## Entries shown

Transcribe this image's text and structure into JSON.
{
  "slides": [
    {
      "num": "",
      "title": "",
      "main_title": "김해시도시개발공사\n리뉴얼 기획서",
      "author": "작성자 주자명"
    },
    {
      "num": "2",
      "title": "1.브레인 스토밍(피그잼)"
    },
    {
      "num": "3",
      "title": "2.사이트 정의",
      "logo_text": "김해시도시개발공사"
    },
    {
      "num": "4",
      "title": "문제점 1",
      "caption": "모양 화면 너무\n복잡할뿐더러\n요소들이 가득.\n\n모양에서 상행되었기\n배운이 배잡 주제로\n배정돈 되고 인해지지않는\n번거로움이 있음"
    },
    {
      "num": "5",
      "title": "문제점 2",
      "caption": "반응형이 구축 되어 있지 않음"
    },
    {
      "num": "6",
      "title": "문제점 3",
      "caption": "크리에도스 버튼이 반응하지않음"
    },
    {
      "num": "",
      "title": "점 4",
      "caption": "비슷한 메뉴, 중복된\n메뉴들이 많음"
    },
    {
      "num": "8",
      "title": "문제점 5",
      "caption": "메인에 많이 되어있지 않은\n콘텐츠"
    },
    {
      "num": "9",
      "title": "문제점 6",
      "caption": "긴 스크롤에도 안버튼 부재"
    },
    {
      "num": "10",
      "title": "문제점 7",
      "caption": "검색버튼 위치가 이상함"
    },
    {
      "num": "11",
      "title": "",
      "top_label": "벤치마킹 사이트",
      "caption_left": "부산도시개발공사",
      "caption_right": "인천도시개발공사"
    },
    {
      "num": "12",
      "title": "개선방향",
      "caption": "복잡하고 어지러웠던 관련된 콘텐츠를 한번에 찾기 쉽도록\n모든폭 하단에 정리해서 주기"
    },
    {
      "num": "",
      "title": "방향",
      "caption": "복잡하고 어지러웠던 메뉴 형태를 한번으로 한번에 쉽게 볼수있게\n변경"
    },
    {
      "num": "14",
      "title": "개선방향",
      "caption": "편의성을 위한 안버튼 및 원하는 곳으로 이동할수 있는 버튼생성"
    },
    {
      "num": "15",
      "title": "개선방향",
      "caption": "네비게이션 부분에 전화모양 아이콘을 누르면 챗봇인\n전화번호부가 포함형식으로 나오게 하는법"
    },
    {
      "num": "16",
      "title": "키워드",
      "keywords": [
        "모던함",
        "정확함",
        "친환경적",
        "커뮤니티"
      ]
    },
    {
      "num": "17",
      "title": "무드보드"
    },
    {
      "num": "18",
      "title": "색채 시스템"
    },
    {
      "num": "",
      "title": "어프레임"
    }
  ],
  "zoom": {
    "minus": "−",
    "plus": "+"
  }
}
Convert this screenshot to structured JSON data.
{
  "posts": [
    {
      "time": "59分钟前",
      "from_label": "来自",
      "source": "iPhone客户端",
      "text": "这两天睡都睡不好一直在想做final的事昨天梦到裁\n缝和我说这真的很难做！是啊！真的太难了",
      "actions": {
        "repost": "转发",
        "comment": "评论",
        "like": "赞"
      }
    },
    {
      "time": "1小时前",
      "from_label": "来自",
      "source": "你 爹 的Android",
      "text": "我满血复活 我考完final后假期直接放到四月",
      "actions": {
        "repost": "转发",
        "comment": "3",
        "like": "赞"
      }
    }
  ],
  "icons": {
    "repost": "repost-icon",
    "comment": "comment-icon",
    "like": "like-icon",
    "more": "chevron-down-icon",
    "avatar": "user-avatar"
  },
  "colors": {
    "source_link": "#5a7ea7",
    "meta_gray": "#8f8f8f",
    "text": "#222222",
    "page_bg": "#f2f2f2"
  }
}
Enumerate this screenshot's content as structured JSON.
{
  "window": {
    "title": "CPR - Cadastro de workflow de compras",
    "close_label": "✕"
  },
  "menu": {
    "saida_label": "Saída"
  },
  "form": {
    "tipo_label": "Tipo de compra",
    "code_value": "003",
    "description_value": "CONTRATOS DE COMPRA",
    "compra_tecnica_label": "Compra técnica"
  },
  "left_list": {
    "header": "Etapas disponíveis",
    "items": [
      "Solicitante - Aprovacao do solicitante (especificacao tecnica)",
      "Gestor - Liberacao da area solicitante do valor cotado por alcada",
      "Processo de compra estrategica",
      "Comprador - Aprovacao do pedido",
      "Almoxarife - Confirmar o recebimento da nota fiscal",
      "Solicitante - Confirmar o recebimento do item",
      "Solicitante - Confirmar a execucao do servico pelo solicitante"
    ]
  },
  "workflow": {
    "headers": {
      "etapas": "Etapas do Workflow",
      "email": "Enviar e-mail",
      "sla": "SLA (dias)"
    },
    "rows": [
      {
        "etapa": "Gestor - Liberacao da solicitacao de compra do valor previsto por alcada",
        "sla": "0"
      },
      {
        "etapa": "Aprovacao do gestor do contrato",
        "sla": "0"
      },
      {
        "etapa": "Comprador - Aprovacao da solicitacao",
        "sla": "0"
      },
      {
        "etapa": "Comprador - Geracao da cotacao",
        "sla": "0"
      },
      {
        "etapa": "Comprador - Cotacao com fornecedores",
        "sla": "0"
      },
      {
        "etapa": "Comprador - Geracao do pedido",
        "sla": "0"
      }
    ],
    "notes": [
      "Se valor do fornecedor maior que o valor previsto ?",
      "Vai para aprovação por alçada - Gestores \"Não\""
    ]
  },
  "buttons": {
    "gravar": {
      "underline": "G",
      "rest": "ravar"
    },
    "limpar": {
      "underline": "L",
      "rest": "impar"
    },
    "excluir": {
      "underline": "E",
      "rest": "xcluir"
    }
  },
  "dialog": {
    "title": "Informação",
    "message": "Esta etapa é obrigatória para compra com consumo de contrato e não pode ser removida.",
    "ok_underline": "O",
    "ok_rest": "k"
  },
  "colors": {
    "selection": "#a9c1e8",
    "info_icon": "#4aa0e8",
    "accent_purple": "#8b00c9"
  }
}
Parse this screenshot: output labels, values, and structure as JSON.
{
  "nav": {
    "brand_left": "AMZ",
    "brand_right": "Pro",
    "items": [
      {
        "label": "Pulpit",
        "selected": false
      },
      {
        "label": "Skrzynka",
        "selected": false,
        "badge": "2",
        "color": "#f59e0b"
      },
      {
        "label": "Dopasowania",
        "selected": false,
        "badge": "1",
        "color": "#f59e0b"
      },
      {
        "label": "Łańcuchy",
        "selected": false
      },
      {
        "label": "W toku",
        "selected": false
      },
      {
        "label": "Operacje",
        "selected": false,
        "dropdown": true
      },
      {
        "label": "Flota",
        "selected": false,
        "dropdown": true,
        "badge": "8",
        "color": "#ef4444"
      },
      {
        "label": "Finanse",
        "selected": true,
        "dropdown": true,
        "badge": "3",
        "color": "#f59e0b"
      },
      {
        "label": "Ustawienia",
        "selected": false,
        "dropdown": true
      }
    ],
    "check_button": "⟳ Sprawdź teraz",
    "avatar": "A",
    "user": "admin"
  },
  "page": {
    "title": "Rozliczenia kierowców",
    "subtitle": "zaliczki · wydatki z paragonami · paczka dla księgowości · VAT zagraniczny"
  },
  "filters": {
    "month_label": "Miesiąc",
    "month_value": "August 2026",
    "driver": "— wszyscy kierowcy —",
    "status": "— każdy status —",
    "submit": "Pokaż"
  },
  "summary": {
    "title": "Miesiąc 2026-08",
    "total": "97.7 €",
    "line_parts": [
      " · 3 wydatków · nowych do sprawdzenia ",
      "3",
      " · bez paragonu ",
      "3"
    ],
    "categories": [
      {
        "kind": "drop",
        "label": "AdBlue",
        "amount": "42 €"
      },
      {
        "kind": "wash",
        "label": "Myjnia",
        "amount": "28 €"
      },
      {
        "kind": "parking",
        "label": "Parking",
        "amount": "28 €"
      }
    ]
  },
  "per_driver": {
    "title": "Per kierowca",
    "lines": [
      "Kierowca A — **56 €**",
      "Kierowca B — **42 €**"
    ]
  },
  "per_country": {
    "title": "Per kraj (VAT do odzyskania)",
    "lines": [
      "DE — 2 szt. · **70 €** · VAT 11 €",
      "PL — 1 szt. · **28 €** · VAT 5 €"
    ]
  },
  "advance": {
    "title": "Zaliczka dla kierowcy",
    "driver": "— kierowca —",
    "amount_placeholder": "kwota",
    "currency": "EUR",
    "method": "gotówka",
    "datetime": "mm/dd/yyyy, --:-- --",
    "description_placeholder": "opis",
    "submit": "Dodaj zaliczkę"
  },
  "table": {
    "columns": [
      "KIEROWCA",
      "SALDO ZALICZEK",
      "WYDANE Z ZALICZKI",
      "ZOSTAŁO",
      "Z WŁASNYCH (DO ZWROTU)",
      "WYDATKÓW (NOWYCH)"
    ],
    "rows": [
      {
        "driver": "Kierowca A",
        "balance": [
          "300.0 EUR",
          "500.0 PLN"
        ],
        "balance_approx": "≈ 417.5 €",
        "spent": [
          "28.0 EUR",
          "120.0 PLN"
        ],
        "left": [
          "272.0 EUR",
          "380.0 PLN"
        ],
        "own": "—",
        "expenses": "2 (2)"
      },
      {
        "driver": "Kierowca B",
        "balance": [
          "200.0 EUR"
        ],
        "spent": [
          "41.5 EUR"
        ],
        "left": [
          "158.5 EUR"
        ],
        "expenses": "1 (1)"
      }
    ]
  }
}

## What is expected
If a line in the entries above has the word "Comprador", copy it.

## Solution
      "Comprador - Aprovacao do pedido",
        "etapa": "Comprador - Aprovacao da solicitacao",
        "etapa": "Comprador - Geracao da cotacao",
        "etapa": "Comprador - Cotacao com fornecedores",
        "etapa": "Comprador - Geracao do pedido",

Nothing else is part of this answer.